And what about files I’ve downloaded onto the iPod? Cloud services like GoogleDocs, Dropbox, Box.net are fine as they are quickly uploaded to a data farm somewhere else but they need wifi connectivity to operate. This will be an option with work in the future but at the moment cannot be considered especially because of these sites being blocked at work. There is free public access a few hundred metres away at the local library which while slow might provide a chance to backup or transfer.

Another alternative is to use Tumblr to record web links. The great thing is I can email links to my Tumblr blog at work. The only downside (except work access to view these links) is that post by email adds in the school disclaimer and I can’t see a way of preventing this from appearing in the post at the moment. Also, files have to be hosted elsewhere so this is not practical as an all-in-one solution. However I am a fan of Tumblr and feel it is slightly easier to post content quickly than, say, Posterous.

So in summary keeping it simple but safe is the best way to protect your data and sanity when using devices which require Wifi to transfer files. I need to keep that at the forefront of my mind when working and learning using my mobile device in 2012.

Improving learner-teacher dialogue using Edmodo

On Friday afternoon I heard some great news. My school is to extend the trial of Edmodo until Christmas, allowing other teachers in my department to experiment with using Edmodo to positively impact their learning and teaching. This may prove to be the beginning of a big change in whole school policy as, up until now, use of external websites was limited to passive teaching resources such as YouTube and Prezi – only teachers were allowed access.

As part of the approval process I wrote a report on how my Higher Computing class made use of Edmodo in their classwork, homework and preparation for assessment. I was able to answer the concerns of the school’s IT manager with regard to data protection and responsible use. I’ve embedded the document below for anyone else who is interested in investigating Edmodo further.
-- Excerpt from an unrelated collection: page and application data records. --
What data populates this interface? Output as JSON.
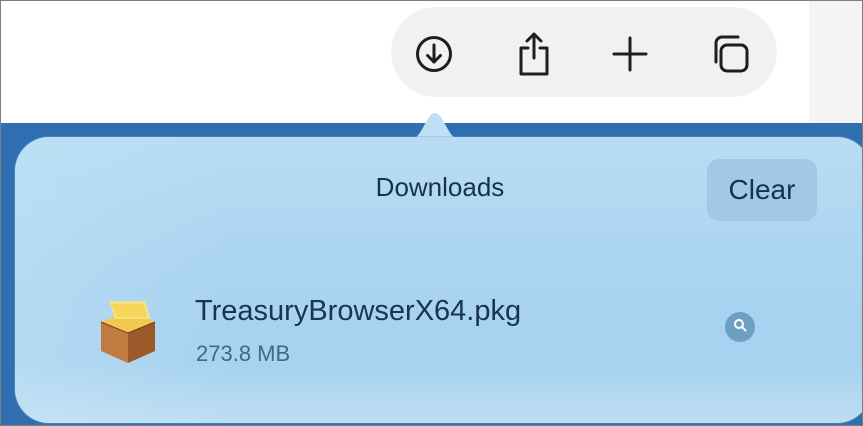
{
  "toolbar": {
    "buttons": [
      {
        "name": "downloads-button",
        "icon": "download-circle-icon"
      },
      {
        "name": "share-button",
        "icon": "share-icon"
      },
      {
        "name": "new-tab-button",
        "icon": "plus-icon"
      },
      {
        "name": "tab-overview-button",
        "icon": "tabs-icon"
      }
    ]
  },
  "popover": {
    "title": "Downloads",
    "clear_label": "Clear"
  },
  "downloads": [
    {
      "file_name": "TreasuryBrowserX64.pkg",
      "file_size": "273.8 MB",
      "icon": "package-icon",
      "action_icon": "magnifier-icon"
    }
  ],
  "colors": {
    "blue_band": "#2f6fb1",
    "popover": "#a9d3f0",
    "text_primary": "#16324a",
    "text_secondary": "#3f6987",
    "accent_button": "#6d9fc3"
  }
}
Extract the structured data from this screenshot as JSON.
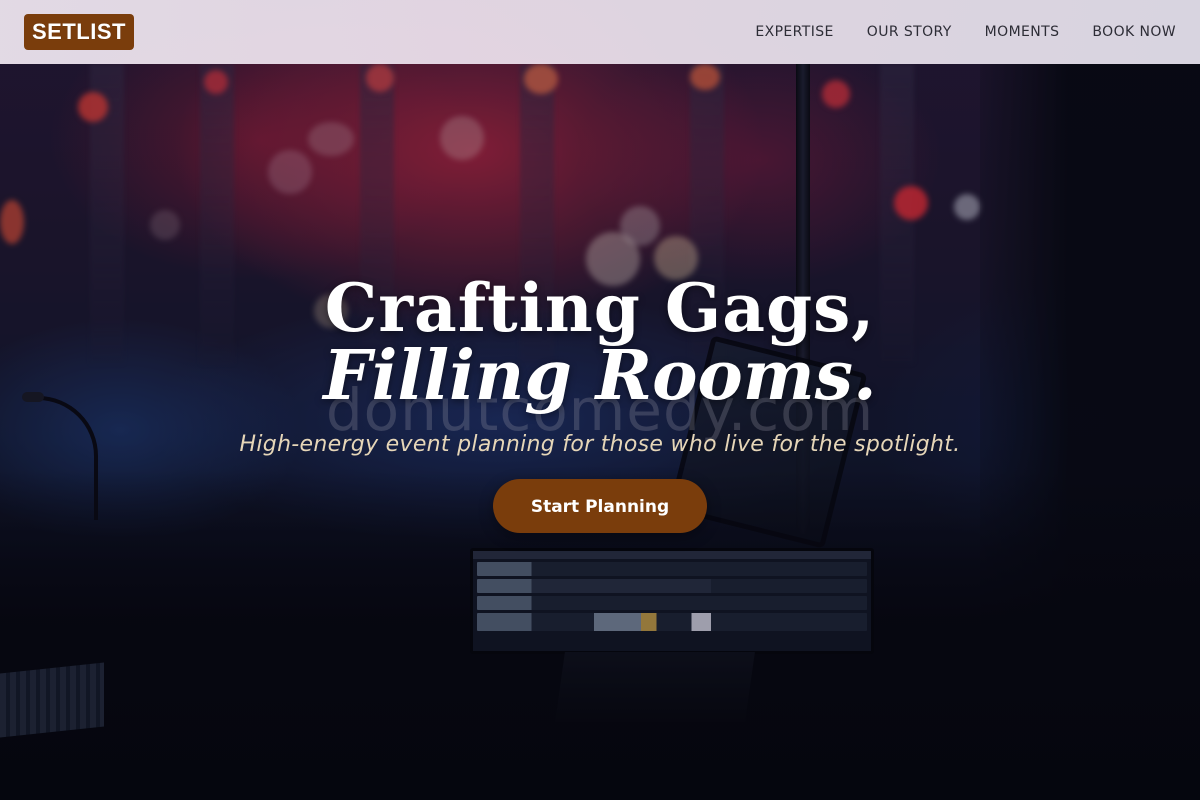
{
  "brand": {
    "logo_text": "SETLIST",
    "logo_color": "#7a3d0c"
  },
  "nav": {
    "items": [
      {
        "label": "EXPERTISE"
      },
      {
        "label": "OUR STORY"
      },
      {
        "label": "MOMENTS"
      },
      {
        "label": "BOOK NOW"
      }
    ]
  },
  "hero": {
    "headline_line1": "Crafting Gags,",
    "headline_line2": "Filling Rooms.",
    "tagline": "High-energy event planning for those who live for the spotlight.",
    "cta_label": "Start Planning",
    "watermark": "donutcomedy.com",
    "background_image": "concert-stage-mixing-desk-photo"
  },
  "colors": {
    "accent": "#7a3d0c",
    "tagline": "#e6d6b8",
    "header_bg": "#ebe2ec",
    "nav_text": "#2d2d36"
  }
}
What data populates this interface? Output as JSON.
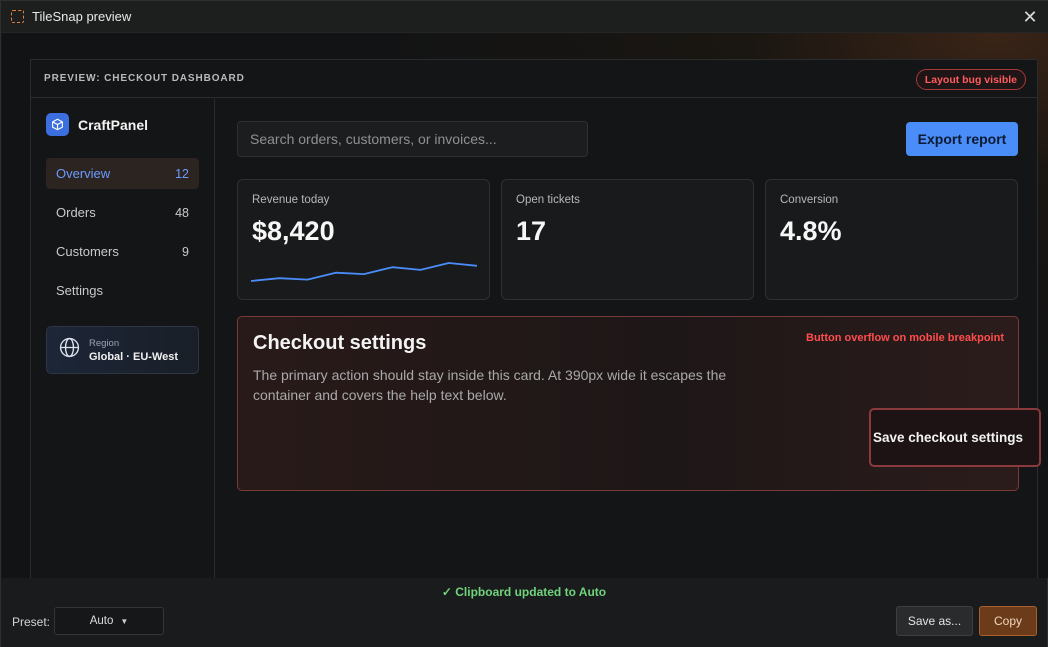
{
  "window": {
    "title": "TileSnap preview",
    "app_icon": "dashed-square-icon",
    "close_icon": "close-icon"
  },
  "preview": {
    "label": "PREVIEW: CHECKOUT DASHBOARD",
    "bug_badge": "Layout bug visible",
    "sidebar": {
      "brand": "CraftPanel",
      "brand_icon": "cube-icon",
      "items": [
        {
          "label": "Overview",
          "count": "12",
          "active": true
        },
        {
          "label": "Orders",
          "count": "48"
        },
        {
          "label": "Customers",
          "count": "9"
        },
        {
          "label": "Settings",
          "count": ""
        }
      ],
      "region": {
        "icon": "globe-icon",
        "label": "Region",
        "value": "Global · EU-West"
      }
    },
    "search": {
      "placeholder": "Search orders, customers, or invoices..."
    },
    "export_label": "Export report",
    "stats": [
      {
        "label": "Revenue today",
        "value": "$8,420",
        "sparkline": [
          2,
          4,
          3,
          8,
          7,
          12,
          10,
          15,
          13
        ]
      },
      {
        "label": "Open tickets",
        "value": "17"
      },
      {
        "label": "Conversion",
        "value": "4.8%"
      }
    ],
    "settings_card": {
      "title": "Checkout settings",
      "description": "The primary action should stay inside this card. At 390px wide it escapes the container and covers the help text below.",
      "warning": "Button overflow on mobile breakpoint",
      "button_label": "Save checkout settings"
    }
  },
  "footer": {
    "status": "✓ Clipboard updated to Auto",
    "preset_label": "Preset:",
    "preset_value": "Auto",
    "save_as_label": "Save as...",
    "copy_label": "Copy"
  },
  "colors": {
    "accent": "#4a8df8",
    "warning": "#ff4d4d",
    "success": "#6fd47c",
    "copy": "#6b3b1a"
  }
}
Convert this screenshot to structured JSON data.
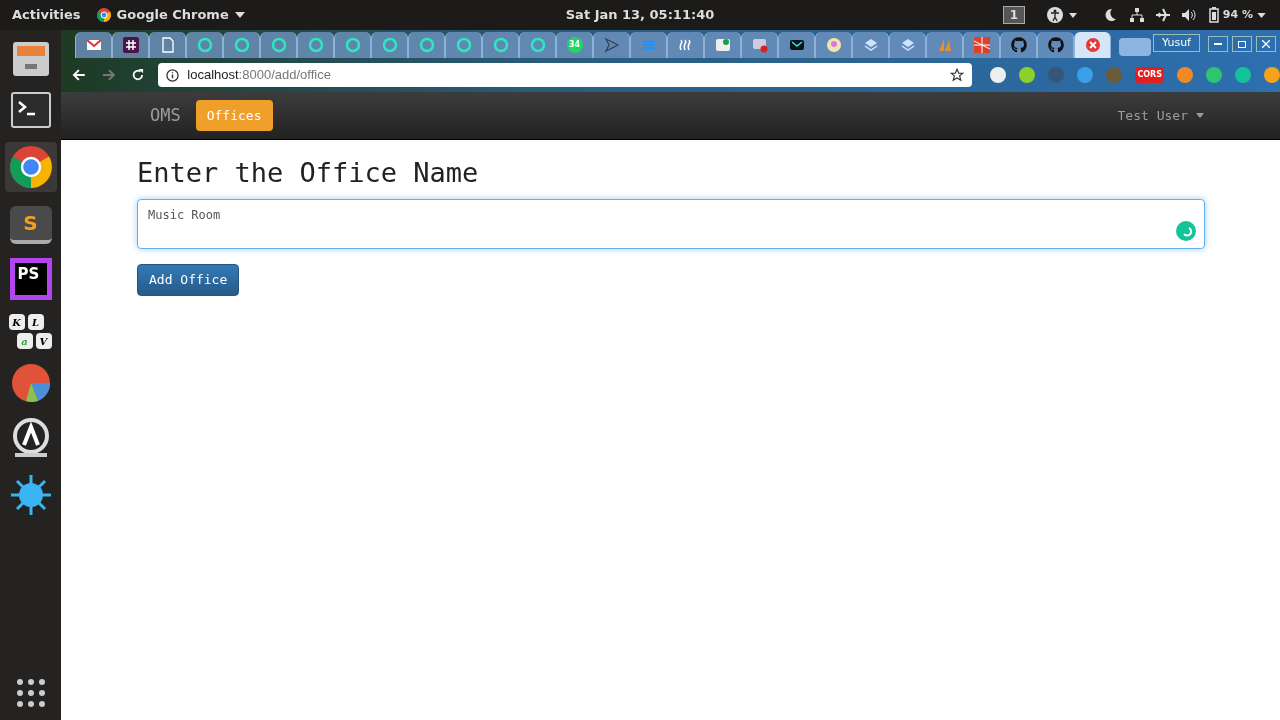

If the extended trial proves successful Edmodo could become the main resource for allowing external access to pupil resources and, most importantly, providing learners with a permanent record of their knowledge development in a place where it is much less likely to be lost or damaged. Learner-teacher dialogue can be referenced and revisited; gaps in knowledge due to absence could be filled; knowledge could be pulled from the class group rather than pushed. I intend to share my experiences in using Edmodo with my colleagues and blog readers in the coming months.

I’m excited about the possibilities but know Edmodo is not a magic bullet. As part of my research into how Edmodo is used worldwide I set up a Twitter search via TweetyMail and received hourly summaries peppered with disillusioned, confused and angry students who were being forced to use the service simply because it was there, not because it enhanced the classroom experience. I can see the benefits of opening classroom discussion with carefully crafted questions on Edmodo, where every learner has the opportunity to contribute not just the one who thinks fastest. However I can also see the potential for misuse by the minority who want to use Edmodo to keep their classes quiet or too busy to realise that their needs are not being met. It needs to be used in a carefully considered way where it should enhance the learning and teaching of all students in the classroom, but teachers also need to bear in mind that it offers the advantage of being able to hold a 1:1 discussion over a long period of time. The teacher has to make time to read the comments and adapt their usual classroom practice to best serve their learners.

So, in short, it offers the opportunity to deliver a flipped classroom model of education. I’ll investigate this further in future blog posts.